TASK DIRECTIONS: Filter the entries below down to the lines that hold "with".

INFORMATION SUPPLIED:
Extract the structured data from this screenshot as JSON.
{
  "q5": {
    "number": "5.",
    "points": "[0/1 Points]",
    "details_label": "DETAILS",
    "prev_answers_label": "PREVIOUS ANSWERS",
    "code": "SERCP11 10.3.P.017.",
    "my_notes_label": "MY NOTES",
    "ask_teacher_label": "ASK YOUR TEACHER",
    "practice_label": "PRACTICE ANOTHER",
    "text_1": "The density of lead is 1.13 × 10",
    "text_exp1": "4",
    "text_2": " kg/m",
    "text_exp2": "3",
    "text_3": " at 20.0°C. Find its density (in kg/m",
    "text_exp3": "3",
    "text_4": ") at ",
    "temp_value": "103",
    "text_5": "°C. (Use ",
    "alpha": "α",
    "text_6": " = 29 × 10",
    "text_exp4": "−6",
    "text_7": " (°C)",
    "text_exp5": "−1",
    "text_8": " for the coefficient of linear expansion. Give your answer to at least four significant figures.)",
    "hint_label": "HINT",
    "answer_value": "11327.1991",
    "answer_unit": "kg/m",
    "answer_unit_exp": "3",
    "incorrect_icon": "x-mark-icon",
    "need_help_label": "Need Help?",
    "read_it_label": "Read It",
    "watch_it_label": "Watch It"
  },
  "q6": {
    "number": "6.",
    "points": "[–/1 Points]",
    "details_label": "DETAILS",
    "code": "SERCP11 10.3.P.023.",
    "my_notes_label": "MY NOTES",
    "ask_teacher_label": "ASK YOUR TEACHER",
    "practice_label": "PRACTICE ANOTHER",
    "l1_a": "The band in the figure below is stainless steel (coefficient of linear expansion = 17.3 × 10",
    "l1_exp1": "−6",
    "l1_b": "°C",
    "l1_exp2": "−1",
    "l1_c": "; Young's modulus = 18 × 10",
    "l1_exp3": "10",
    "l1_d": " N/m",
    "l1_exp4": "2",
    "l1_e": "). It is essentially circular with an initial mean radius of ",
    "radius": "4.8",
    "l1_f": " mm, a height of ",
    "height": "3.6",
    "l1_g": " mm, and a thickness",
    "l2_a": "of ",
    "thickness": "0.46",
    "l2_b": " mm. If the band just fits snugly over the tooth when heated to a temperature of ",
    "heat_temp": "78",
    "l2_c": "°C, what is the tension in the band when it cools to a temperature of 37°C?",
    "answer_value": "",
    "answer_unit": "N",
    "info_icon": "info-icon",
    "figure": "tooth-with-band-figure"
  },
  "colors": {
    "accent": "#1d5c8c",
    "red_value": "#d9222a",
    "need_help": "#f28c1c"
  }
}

PROBLEM SOLUTION:
    "l1_e": "). It is essentially circular with an initial mean radius of ",
    "figure": "tooth-with-band-figure"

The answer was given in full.